MELBOURNE — Sen. John McCain acknowledged in an exclusive interview Friday that he probably would be better positioned in must-win Florida if he had picked Gov. Charlie Crist as his running mate.
The Republican presidential nominee expressed no regrets for choosing Alaska Gov. Sarah Palin and said Florida was sure to be a hard-fought state with almost any vice presidential pick — besides Crist.
"Charlie, because he's so popular, he probably would have made a significant difference,'' McCain said in an interview with the St. Petersburg Times and Bay News 9.
"I think this would have been a battleground state, except for obviously (with) a popular governor as Charlie Crist is,'' McCain said. "Look, this is a tough decision that we made with Sarah Palin. But I also saw Sarah Palin come down here and energize crowds in a way that's pretty remarkable, too."
McCain has been hammering Sen. Barack Obama for his associations with the likes of 1960s radical William Ayers and the controversial community organizing group ACORN. But he declined in the interview to talk about his own relationship with Harry Sargeant, a top McCain fundraiser from Palm Beach County accused Thursday by the Democratic chairman of the U.S. House oversight committee of "war profiteering" and vastly overbilling the Defense Department for fuel deliveries in Iraq.
"I have no idea what those charges are. We had to give back, as you know, some of the contributions that he raised,'' McCain said, referring to $50,000 in campaign contributions bundled by Sargeant. Questions were raised in August about whether the money came from people in California who were later reimbursed.
"I don't know anything about those charges so I can't make a comment on any of that,'' McCain said of the latest allegations, strongly denied by Sargeant. "I don't know what they're talking about. But I'll get back to you if you like."
The full McCain interview airs Sunday on Bay News 9's Political Connections show at 11 a.m. and 8 p.m.
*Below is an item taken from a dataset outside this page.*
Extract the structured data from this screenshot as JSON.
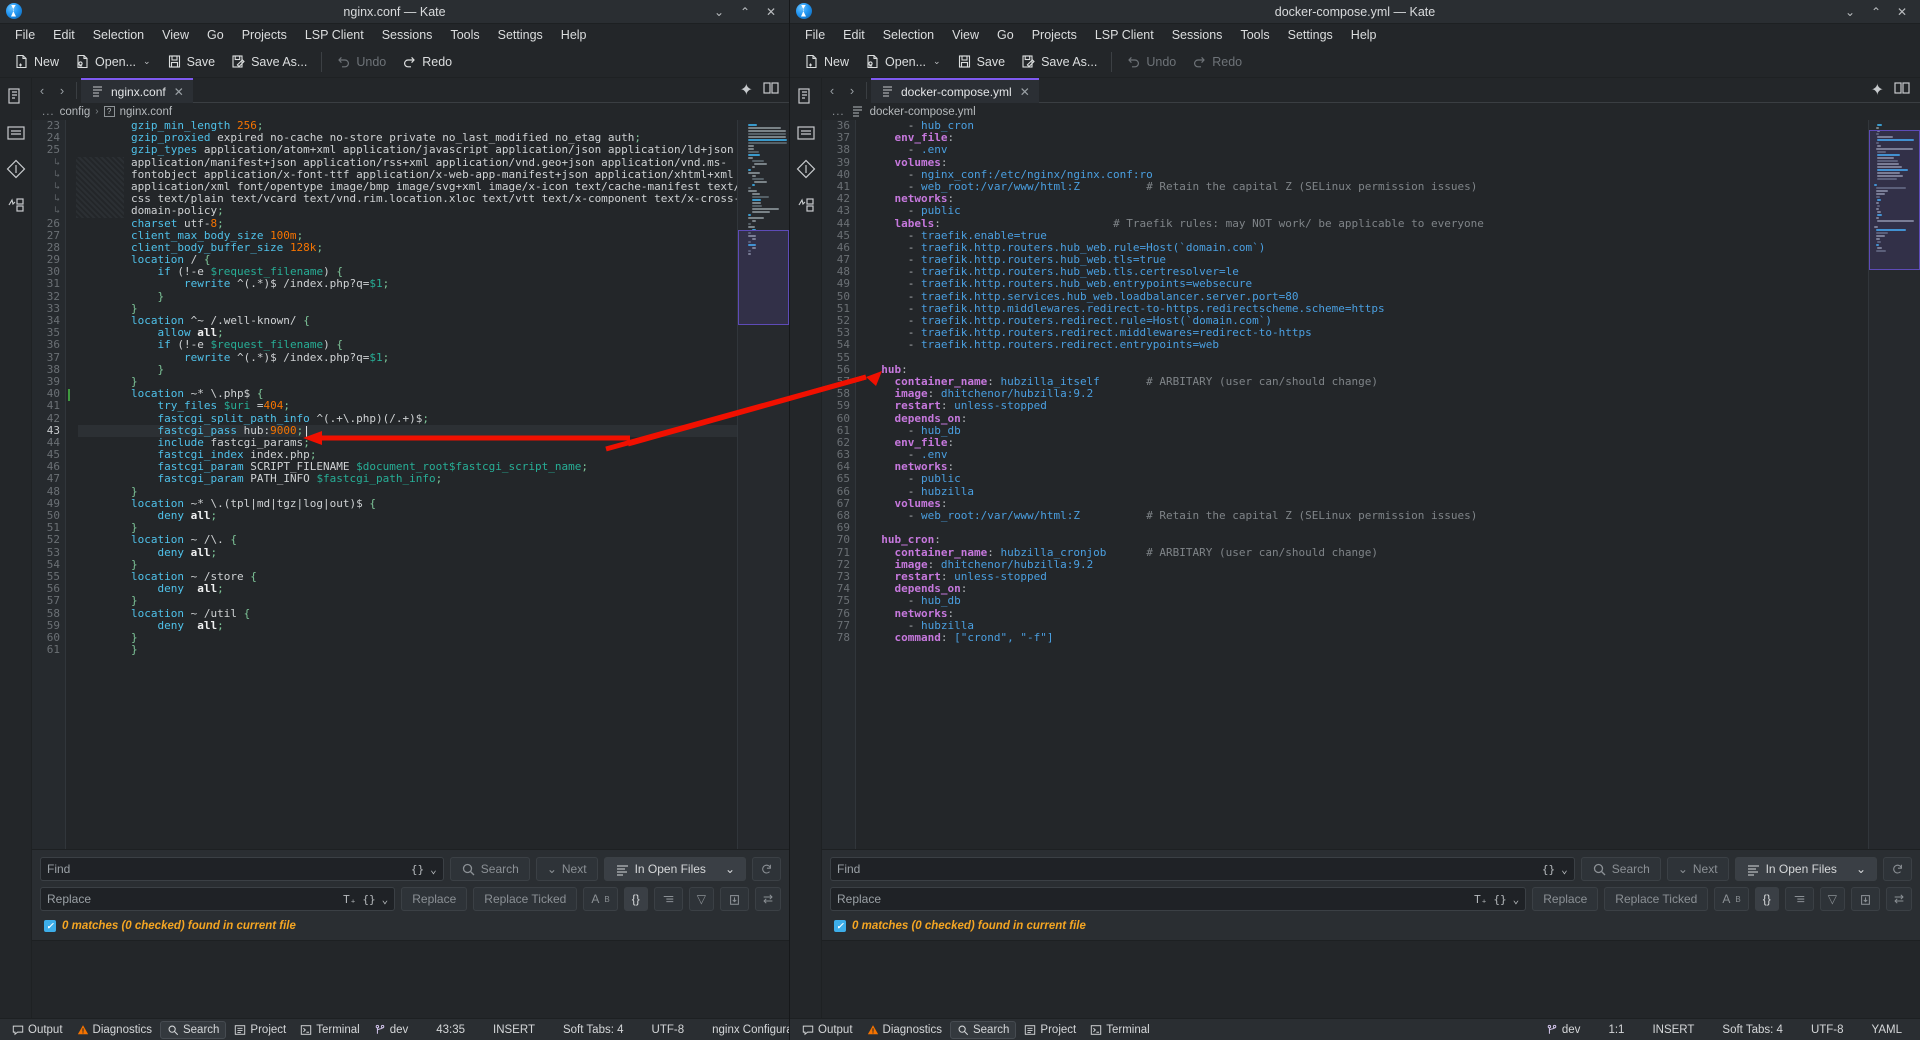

Florida has emerged as among the states most critical to McCain's chances of winning the White House, and he spent Friday campaigning in Miami and in the Republican stronghold of Brevard County. He criticized Obama as a big-spending liberal wanting to redistribute wealth.
"When politicians talk about taking your money and spreading it around, you'd better hold onto your wallet," McCain told the boisterous Melbourne crowd.
Polls show McCain narrowly trailing Obama in the state that he can't afford to lose, though the Arizona senator touted one automated phone survey released Wednesday showing him leading Obama in Florida by 2 points. The average of recent polls has Obama ahead by 3 percentage points.
Highlighting the intense emphasis Obama is placing on Florida, he is scheduled to campaign in Tampa and Orlando on Monday and in Miami and Palm Beach County on Tuesday. Details for the Tampa appearance have not been set.
In the Political Connections interview and before enthusiastic crowds in Miami and Melbourne, McCain again stressed the story of "Joe the plumber," an Ohio man worried that Obama will raise his taxes as he expects to earn more than $250,000 a year. McCain first heralded Joe Wurzelbacher in Wednesday's debate, and the media subsequently reported that he owes backs taxes and lacks a plumber's license.
"People are digging through his personal life and he has TV crews camped out in front of his house. He didn't ask Sen. Obama to come to his house. He wasn't recruited or prompted by our campaign. He just asked a question,'' McCain said. "And Americans ought to be able to ask Sen. Obama tough questions without being smeared and targeted with political attacks."
In Melbourne, McCain supporters snapped up "Hello, My Name is Joe Plumber" T-shirts and cheered when McCain said he spoke with Wurzelbacher earlier in the day.
"His spirits are good, and he's a tough guy. He's what small business people all over this country are about," McCain said. "Send Joe an e-mail and tell him you're with him."
McCain said Obama would send federal spending soaring and promised he would be the candidate to cut the budget. When pressed in the interview whether his plans for a spending freeze would hurt programs like NASA and Everglades restoration, or mean Medicare and Medicaid recipients would be hit, he insisted vaguely that he would find other areas to cut.
"Anybody that doesn't believe there isn't enough money washing around up there doesn't know Washington,'' said McCain, who promised to increase funding for NASA and ensure America will be the first nation to Mars.
Adam C. Smith can be reached at email@example.com or (727)893-8241.